INFORMATION SUPPLIED START
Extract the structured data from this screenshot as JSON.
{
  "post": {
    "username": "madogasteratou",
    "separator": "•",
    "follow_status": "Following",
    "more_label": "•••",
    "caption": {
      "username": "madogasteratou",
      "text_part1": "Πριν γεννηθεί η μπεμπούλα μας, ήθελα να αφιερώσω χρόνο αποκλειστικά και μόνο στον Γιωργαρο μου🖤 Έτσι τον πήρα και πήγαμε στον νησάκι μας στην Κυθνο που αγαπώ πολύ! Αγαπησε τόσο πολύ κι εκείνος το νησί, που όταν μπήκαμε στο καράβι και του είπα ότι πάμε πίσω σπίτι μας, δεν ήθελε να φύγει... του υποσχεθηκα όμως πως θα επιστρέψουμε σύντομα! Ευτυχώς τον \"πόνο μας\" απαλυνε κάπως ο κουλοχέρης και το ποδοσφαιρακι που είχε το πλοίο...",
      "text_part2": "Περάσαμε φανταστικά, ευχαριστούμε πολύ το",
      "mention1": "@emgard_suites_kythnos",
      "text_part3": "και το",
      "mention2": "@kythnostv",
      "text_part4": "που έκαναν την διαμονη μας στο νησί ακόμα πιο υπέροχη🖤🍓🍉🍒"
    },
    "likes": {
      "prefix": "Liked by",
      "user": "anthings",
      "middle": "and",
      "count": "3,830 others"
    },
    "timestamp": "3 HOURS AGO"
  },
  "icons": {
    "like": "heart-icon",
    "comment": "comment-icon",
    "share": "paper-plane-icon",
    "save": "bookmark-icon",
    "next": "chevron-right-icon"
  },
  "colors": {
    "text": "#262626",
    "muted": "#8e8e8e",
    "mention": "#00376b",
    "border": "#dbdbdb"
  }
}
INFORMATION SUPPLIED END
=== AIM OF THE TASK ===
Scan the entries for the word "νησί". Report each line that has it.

=== REPLY TO THE EXERCISE ===
      "text_part1": "Πριν γεννηθεί η μπεμπούλα μας, ήθελα να αφιερώσω χρόνο αποκλειστικά και μόνο στον Γιωργαρο μου🖤 Έτσι τον πήρα και πήγαμε στον νησάκι μας στην Κυθνο που αγαπώ πολύ! Αγαπησε τόσο πολύ κι εκείνος το νησί, που όταν μπήκαμε στο καράβι και του είπα ότι πάμε πίσω σπίτι μας, δεν ήθελε να φύγει... του υποσχεθηκα όμως πως θα επιστρέψουμε σύντομα! Ευτυχώς τον \"πόνο μας\" απαλυνε κάπως ο κουλοχέρης και το ποδοσφαιρακι που είχε το πλοίο...",
      "text_part4": "που έκαναν την διαμονη μας στο νησί ακόμα πιο υπέροχη🖤🍓🍉🍒"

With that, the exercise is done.